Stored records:
= = =

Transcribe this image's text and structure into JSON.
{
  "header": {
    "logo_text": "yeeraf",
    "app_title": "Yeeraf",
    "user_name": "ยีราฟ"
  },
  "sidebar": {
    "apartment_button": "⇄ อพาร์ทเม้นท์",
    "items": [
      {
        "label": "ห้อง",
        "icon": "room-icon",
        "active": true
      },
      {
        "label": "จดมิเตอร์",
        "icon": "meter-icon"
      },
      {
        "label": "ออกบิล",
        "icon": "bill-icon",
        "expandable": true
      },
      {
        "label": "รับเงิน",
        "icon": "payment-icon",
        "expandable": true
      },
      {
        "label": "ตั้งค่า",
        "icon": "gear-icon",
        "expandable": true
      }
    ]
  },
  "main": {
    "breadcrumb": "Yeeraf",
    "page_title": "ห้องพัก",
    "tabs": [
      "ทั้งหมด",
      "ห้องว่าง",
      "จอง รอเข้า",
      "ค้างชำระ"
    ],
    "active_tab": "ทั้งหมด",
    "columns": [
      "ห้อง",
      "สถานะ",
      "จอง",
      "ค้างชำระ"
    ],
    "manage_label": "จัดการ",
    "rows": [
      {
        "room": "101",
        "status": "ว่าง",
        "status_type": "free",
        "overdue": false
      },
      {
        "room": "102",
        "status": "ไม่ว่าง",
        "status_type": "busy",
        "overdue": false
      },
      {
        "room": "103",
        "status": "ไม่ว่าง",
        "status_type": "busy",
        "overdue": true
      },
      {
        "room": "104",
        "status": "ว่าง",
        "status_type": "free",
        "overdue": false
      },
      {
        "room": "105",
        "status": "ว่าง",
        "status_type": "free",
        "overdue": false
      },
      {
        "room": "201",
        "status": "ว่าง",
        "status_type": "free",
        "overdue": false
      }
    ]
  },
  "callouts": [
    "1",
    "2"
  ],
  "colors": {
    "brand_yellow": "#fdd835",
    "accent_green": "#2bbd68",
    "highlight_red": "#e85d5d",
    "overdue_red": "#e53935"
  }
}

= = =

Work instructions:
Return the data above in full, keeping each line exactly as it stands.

Exercise result:
Transcribe this image's text and structure into JSON.
{
  "header": {
    "logo_text": "yeeraf",
    "app_title": "Yeeraf",
    "user_name": "ยีราฟ"
  },
  "sidebar": {
    "apartment_button": "⇄ อพาร์ทเม้นท์",
    "items": [
      {
        "label": "ห้อง",
        "icon": "room-icon",
        "active": true
      },
      {
        "label": "จดมิเตอร์",
        "icon": "meter-icon"
      },
      {
        "label": "ออกบิล",
        "icon": "bill-icon",
        "expandable": true
      },
      {
        "label": "รับเงิน",
        "icon": "payment-icon",
        "expandable": true
      },
      {
        "label": "ตั้งค่า",
        "icon": "gear-icon",
        "expandable": true
      }
    ]
  },
  "main": {
    "breadcrumb": "Yeeraf",
    "page_title": "ห้องพัก",
    "tabs": [
      "ทั้งหมด",
      "ห้องว่าง",
      "จอง รอเข้า",
      "ค้างชำระ"
    ],
    "active_tab": "ทั้งหมด",
    "columns": [
      "ห้อง",
      "สถานะ",
      "จอง",
      "ค้างชำระ"
    ],
    "manage_label": "จัดการ",
    "rows": [
      {
        "room": "101",
        "status": "ว่าง",
        "status_type": "free",
        "overdue": false
      },
      {
        "room": "102",
        "status": "ไม่ว่าง",
        "status_type": "busy",
        "overdue": false
      },
      {
        "room": "103",
        "status": "ไม่ว่าง",
        "status_type": "busy",
        "overdue": true
      },
      {
        "room": "104",
        "status": "ว่าง",
        "status_type": "free",
        "overdue": false
      },
      {
        "room": "105",
        "status": "ว่าง",
        "status_type": "free",
        "overdue": false
      },
      {
        "room": "201",
        "status": "ว่าง",
        "status_type": "free",
        "overdue": false
      }
    ]
  },
  "callouts": [
    "1",
    "2"
  ],
  "colors": {
    "brand_yellow": "#fdd835",
    "accent_green": "#2bbd68",
    "highlight_red": "#e85d5d",
    "overdue_red": "#e53935"
  }
}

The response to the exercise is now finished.